“THEY say it’s one in seven but in my own family, there have been two people who died by suicide. It’s heartbreaking to think that a person can see no other way out.”
Crystal Ward (23) is one of the people who took part in ‘Our Story’, a hard-hitting and evocative short film that addresses the prejudice faced by young people from the Traveller Community, its effects on their mental health and how they are trying to overcome it.
The film was launched last week by Limerick Youth Service.
Crystal told the Limerick Post that suicide is statistically more likely to affect Traveller families.
“My grandmother had 18 children. Between them, they had 60 children. With those numbers there’s much more chance of a family long someone,” she said. “But no-one should have to bury their child.”
The attitudes of people in other walks of life is a stress that can add to mental health problems among Travellers, she says.

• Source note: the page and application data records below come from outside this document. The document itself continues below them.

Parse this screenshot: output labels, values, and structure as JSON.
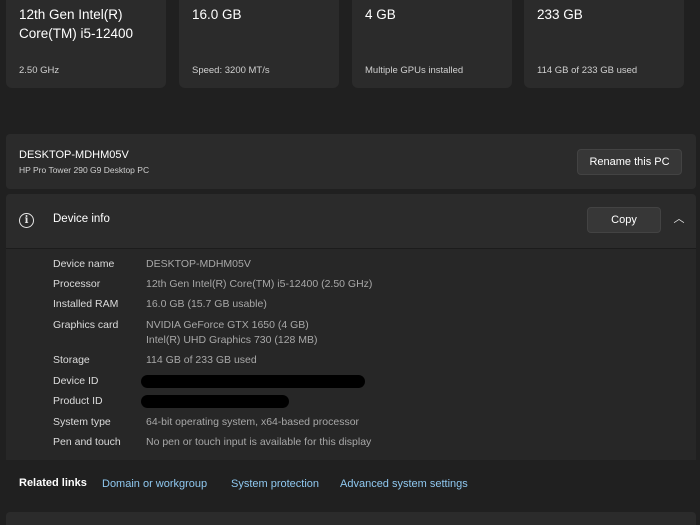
{
  "cards": [
    {
      "title": "12th Gen Intel(R) Core(TM) i5-12400",
      "sub": "2.50 GHz"
    },
    {
      "title": "16.0 GB",
      "sub": "Speed: 3200 MT/s"
    },
    {
      "title": "4 GB",
      "sub": "Multiple GPUs installed"
    },
    {
      "title": "233 GB",
      "sub": "114 GB of 233 GB used"
    }
  ],
  "pc": {
    "name": "DESKTOP-MDHM05V",
    "model": "HP Pro Tower 290 G9 Desktop PC",
    "rename_label": "Rename this PC"
  },
  "device_info": {
    "icon": "info-icon",
    "icon_glyph": "i",
    "title": "Device info",
    "copy_label": "Copy",
    "collapse_glyph": "︿",
    "rows": {
      "device_name": {
        "label": "Device name",
        "value": "DESKTOP-MDHM05V"
      },
      "processor": {
        "label": "Processor",
        "value": "12th Gen Intel(R) Core(TM) i5-12400 (2.50 GHz)"
      },
      "installed_ram": {
        "label": "Installed RAM",
        "value": "16.0 GB (15.7 GB usable)"
      },
      "graphics_card": {
        "label": "Graphics card",
        "value": "NVIDIA GeForce GTX 1650 (4 GB)",
        "value2": "Intel(R) UHD Graphics 730 (128 MB)"
      },
      "storage": {
        "label": "Storage",
        "value": "114 GB of 233 GB used"
      },
      "device_id": {
        "label": "Device ID"
      },
      "product_id": {
        "label": "Product ID"
      },
      "system_type": {
        "label": "System type",
        "value": "64-bit operating system, x64-based processor"
      },
      "pen_touch": {
        "label": "Pen and touch",
        "value": "No pen or touch input is available for this display"
      }
    }
  },
  "related": {
    "title": "Related links",
    "links": [
      "Domain or workgroup",
      "System protection",
      "Advanced system settings"
    ]
  },
  "colors": {
    "background": "#202020",
    "card": "#2b2b2b",
    "link": "#8fc8f0"
  }
}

“The anxiety of walking into a room, knowing that some people will automatically think something about you when they don’t even know you is very stressful.
“For parents to know that their kids are going to be sneered at – that’s dreadful.”

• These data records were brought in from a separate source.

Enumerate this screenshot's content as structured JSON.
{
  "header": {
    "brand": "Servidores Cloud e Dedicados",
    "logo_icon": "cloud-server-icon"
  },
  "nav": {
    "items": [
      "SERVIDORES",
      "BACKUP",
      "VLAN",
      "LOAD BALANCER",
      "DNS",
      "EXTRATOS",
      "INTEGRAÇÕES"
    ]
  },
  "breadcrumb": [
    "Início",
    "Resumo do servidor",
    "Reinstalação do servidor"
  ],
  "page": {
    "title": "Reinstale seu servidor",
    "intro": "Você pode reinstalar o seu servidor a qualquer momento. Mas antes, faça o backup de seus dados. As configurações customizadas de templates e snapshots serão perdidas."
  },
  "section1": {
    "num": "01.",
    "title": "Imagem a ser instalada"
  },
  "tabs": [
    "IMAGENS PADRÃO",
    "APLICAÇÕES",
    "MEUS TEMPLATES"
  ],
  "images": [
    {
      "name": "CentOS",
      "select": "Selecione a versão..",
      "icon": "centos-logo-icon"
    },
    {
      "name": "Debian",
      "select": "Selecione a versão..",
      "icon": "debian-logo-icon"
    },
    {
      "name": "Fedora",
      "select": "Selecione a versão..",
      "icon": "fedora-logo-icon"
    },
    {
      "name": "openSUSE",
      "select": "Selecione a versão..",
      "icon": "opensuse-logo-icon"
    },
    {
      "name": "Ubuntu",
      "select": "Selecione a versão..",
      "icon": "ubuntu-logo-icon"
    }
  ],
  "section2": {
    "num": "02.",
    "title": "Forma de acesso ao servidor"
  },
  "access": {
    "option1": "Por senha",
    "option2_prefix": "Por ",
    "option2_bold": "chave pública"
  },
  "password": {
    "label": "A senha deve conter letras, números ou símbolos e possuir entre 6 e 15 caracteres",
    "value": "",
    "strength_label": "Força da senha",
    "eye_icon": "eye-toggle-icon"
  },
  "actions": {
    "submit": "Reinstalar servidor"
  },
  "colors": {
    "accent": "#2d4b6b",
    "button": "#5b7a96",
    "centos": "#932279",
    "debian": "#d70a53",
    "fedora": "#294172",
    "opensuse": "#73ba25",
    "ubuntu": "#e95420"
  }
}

Crystal says she believes that talking abut mental health and how to cope when things are not going well is vital and that initiatives such as the CHIME mental health recovery programme can be a huge support.
She said that with the male role in the Travelling community still being the traditional role of bread winner and family supporter, stress can be particularly hard or men.
“They’re seen as big, strong men who look after their families so it’s very hard for them to admit to being down or having trouble. Women can talk to each other but men are more inclined to go out with the horses or go for a swim with other men and push it aside. Mental health issues have to be talked about if people are going to get help.”
Crystal says she hopes that the film, which is part of a Traveller Youth Mental Health Resource Pack, “will provide hope and encouragement for those who are struggling with their mental health.”
As part of the project, almost 100 young members of the Travelling Community took part in consultations across Limerick, Clare and North Tipperary, sharing their experiences of their mental health, from speaking about it among their peer group and family to assessing support and barriers they face.
The short film will form has also been released via www.limerickyouthservice.comand across LYS’ respective social media channels. Five smaller versions of the short film focusing the CHIME themes, has also been released.